Policy Brief: Rooting out the problem: preventing LULUCF from undermining the EU’s 2030 target

The European Commission is expected to publish legislation on how to include the land use, land use change and forestry (LULUCF) sector into the EU’s 2030 climate framework in the summer of 2016. Three options presented by the Commission on how to do this suggest various levels of integration with other sectors, from keeping LULUCF in a separate pillar, combining the sector with methane (CH4) and nitrous oxide (N20) agriculture emissions, or adding the sector into the Effort Sharing Decision (ESD). more »

Paris outcomes: Carbon Market Watch Analysis of COP 21

From 30 November to 12 December 2015, Parties to the UNFCCC met in Paris to negotiate a new global climate treaty.
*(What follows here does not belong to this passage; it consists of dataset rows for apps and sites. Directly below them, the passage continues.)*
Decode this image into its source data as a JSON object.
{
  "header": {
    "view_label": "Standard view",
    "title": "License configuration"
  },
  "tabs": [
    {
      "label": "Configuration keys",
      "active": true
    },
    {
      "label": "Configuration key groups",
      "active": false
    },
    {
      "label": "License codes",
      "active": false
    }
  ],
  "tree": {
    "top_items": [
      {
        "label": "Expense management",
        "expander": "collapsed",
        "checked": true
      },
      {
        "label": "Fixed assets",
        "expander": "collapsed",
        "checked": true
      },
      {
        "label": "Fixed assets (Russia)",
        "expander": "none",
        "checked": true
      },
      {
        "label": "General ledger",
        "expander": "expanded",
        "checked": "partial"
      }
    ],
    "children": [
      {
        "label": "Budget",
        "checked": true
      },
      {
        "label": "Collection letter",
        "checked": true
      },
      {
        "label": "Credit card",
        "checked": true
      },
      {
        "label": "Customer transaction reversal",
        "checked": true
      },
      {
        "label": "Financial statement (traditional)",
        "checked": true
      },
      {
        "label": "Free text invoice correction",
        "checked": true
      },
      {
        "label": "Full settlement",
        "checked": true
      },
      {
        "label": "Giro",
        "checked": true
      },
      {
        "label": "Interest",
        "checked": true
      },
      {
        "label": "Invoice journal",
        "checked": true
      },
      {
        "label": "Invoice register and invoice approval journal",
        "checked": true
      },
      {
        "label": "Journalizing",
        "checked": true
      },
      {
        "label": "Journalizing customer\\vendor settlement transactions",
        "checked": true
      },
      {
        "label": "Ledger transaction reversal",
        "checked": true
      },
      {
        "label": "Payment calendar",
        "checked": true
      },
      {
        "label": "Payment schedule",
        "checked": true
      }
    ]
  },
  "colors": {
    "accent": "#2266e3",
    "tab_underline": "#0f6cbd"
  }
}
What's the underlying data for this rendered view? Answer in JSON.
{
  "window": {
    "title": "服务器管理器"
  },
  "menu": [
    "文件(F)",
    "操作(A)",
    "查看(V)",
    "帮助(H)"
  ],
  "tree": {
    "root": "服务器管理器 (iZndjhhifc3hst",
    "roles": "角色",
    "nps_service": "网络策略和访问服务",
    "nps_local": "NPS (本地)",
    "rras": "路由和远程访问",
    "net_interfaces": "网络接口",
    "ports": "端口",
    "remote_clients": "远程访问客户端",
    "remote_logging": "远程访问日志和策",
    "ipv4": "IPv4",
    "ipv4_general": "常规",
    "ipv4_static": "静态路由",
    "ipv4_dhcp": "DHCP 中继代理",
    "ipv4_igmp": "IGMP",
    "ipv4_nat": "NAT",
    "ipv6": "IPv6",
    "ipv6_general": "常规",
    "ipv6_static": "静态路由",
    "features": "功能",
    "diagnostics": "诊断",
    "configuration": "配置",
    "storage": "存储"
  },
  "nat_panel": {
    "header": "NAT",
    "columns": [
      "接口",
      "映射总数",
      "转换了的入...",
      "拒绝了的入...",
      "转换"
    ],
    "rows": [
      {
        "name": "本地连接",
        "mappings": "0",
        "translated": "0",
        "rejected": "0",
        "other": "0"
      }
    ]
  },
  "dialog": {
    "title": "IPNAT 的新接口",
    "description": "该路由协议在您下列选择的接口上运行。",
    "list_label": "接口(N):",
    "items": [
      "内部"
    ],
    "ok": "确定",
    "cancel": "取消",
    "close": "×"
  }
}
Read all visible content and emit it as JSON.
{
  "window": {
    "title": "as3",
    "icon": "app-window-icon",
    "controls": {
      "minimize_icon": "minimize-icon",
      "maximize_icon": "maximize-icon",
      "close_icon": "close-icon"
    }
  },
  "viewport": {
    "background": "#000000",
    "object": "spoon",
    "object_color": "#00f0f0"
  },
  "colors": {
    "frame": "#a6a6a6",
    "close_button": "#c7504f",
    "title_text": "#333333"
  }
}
The Paris Agreement was a remarkable outcome, especially after the failures of Copenhagen. Almost all involved, including Carbon Market Watch, seemed surprised at how positive the outcome was. However, expectations had been carefully managed in the preceding years, so that aspirations of environmentalists to have a treaty that reflected the scientific reality by dividing up the remaining global carbon budget, had been downplayed into unreality. more »

Analysis: The impact of the Paris agreement on the EU’s climate policies

Last December in Paris, a global climate deal was adopted in which all countries have agreed to take action on climate change. Ahead of the climate summit, almost 190 countries representing over 90% of global greenhouse gas emissions registered their climate commitments. Europe, which long thought of itself as the lone wolf in tackling climate change, is therefore no longer going it alone. more »

Report: Human Rights implications of climate change mitigation actions

Executive Summary This is a crucial moment in Paris. As global negotiations on a climate change agreement shape the future of our planet, Parties can decide on an approach that will protect people and the planet in the near and long term. Countries’ obligations under international human rights law are well established. These include the […] more »

Report: Using nature to pardon environmental pollution – Risks of agriculture sequestration carbon offsets

Agriculture supports the livelihoods of around a half of the world’s population, but is at the same time a notable source of greenhouse gas emissions (GHGs) driving climate change. As of one the options to tackle emissions in the sector, governments have been discussing to include additional agricultural activities into the Clean Development Mechanism (CDM) under the United Nations Climate Change Convention (UNFCCC) since 2011. Whether agricultural activities should be eligible for carbon offsetting programmes is not only topical within discussions in the UNFCCC but also within certain regional cap-and-trade schemes and discussions to establish a market based mechanism for international aviation emissions, expected to be adopted in October 2016 under the auspices of the International Civil Aviation Organization (ICAO). more »